The estimate represents about 9.4 percent of the total American population from age 12 and above. Illicit drugs include cocaine, heroin, marijuana/hashish, inhalants, hallucinogens and prescription drugs (such as stimulants, pain relievers, sedatives and tranquilizers).
Chemical addiction can destroy lives very quickly while rehabilitation takes a lot of effort, time and support. This is why although the number of recovery homes can be overwhelming, it is important to make the right choice when looking for one.
The Decision Making Process
Drug rehabilitation facilities were built to help people overcome chemical addiction. For better and higher chances of recovery, it is important to choose the right one for you or your loved ones. Your choice will determine whether the rehabilitation efforts will only lead to a series of relapses or will be a success.
It is important to consider, however, that the patient has acknowledged his or her addiction; that he or she recognizes the need for professional help because it cannot be done alone. It is impossible to make any progress if the patient is still in denial. The patient must understand that by seeking treatment, he or she will say goodbye to at least one set of friends. It can be very helpful to have family and friends supporting you for a completely sober lifestyle.
Here are some tips:
- Involve a family member or a close friend that you trust when deciding which recovery home to choose.
- Make sure that the recovery center is accredited. Non-accredited centers may be capable but there’s a higher chance that you will receive more proper treatment from a one that is accredited. Check with the Joint Commission on the Accreditation of Healthcare Organizations to know whether the recovery home you choose is accredited or not.
- Find a recovery home that offers multiple types of therapies for their patients. There are several you can choose from and you never know which one will best work for you.
- Ask about aftercare. “Aftercare” is done once a patient leaves a recovery home. It is important that patients are still cared for even after he or she has left a drug treatment facility. Reputable recovery homes will ensure continued care for patients even after their stay ends because the world offers the biggest challenge for anyone. Going back to familiar settings makes patients deal with customary pressures, so a follow up is vital.
- Visit the recovery home and get a feel of how things work within the facilities. If something doesn’t feel right, look for another one where you or your loved one will be more comfortable. Use your intuition.

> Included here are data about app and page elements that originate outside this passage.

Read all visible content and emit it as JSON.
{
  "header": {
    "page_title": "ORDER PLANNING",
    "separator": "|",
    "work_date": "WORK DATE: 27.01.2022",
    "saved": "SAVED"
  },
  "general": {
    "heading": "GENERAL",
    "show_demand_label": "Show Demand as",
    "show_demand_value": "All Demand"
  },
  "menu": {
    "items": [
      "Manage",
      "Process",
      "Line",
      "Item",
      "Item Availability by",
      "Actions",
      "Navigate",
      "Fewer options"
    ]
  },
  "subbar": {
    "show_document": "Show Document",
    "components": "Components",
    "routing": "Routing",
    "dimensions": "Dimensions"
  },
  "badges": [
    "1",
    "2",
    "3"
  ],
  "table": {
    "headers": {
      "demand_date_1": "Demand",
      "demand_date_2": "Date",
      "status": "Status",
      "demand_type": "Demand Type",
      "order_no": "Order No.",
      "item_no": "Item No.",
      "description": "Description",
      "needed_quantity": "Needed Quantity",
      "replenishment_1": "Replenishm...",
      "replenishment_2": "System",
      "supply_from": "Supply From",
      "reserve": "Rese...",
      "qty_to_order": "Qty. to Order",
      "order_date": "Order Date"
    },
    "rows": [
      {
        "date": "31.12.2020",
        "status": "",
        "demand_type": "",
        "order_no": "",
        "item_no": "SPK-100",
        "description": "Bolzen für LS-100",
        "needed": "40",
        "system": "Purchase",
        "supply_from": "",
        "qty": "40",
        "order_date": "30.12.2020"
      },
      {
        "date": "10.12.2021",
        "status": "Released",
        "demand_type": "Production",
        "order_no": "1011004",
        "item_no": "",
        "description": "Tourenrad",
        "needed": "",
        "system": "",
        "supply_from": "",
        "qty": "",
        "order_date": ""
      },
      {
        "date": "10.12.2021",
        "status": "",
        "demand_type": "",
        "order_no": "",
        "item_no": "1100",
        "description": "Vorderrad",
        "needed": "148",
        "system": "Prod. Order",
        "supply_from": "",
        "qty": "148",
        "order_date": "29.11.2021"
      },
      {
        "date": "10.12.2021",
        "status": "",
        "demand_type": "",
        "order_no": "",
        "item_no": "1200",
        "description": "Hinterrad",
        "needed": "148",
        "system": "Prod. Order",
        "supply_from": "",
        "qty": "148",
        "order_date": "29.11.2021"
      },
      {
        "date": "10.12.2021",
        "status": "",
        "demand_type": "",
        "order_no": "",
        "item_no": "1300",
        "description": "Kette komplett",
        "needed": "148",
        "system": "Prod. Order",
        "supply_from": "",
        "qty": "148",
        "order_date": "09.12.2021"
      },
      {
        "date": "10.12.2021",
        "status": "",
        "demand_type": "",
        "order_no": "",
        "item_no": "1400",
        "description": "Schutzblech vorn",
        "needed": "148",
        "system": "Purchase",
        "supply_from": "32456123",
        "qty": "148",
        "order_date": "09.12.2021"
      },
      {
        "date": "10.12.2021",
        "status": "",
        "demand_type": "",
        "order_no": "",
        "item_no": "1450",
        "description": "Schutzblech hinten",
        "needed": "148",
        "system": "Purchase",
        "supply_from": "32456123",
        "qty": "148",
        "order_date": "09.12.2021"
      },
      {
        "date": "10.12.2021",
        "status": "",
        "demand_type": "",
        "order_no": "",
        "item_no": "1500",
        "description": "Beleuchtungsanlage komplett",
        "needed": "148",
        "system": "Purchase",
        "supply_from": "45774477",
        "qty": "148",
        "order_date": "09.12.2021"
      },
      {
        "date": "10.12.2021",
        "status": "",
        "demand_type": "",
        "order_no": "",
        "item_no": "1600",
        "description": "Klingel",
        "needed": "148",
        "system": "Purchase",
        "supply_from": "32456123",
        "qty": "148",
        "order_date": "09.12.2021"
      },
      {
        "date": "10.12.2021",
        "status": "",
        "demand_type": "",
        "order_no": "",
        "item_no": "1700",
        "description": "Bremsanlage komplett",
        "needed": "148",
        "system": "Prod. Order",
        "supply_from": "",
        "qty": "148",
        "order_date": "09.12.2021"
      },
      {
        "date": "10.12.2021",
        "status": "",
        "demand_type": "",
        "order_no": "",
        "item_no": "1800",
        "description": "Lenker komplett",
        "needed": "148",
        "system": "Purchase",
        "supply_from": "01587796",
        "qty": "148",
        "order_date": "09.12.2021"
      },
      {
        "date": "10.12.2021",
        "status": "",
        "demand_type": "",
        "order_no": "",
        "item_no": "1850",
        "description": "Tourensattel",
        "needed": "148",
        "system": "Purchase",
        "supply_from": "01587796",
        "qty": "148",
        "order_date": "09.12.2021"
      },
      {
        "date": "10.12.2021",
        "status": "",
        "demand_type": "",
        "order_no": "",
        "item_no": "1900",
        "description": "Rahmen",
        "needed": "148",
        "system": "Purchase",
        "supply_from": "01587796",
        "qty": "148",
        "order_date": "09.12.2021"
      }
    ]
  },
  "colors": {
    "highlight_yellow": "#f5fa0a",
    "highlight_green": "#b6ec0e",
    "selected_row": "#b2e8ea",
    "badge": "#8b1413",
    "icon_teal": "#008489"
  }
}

- Consider the cost. The cost of stay in a recovery center depends on a number of factors such as the location, the kind of facilities and the type of program to undergo. There are luxury rehab centers that provide additional extra services of massage therapists, nannies, nutritionists and personal trainers. However, the cost of stay is considerably higher in luxury recovery centers ($25,000 to $80,000) than in standard ones ($10,000 to $20,000).
Most people can only afford standard rehabilitation. The focus in these standard recovery homes is to provide the most comfortable environment, but one that is focused mainly on drug rehabilitation. These centers are often not luxurious but they have good facilities such as a gym and a pool.
Those who cannot afford it can opt for other options such as local social services. Some recovery homes offer low-cost recovery programs. Sometimes, they are even offered for free by charities, non-profit organizations and church groups.
A rehabilitation home or recovery home is advisable for those who find it difficult to stay sober. Severe cases of chemical addiction are particularly difficult to deal with. The best type of sobriety support is one that helps you become self-sufficient. Remember that staying sober for a while does not mean that you will live sober for the rest of your life.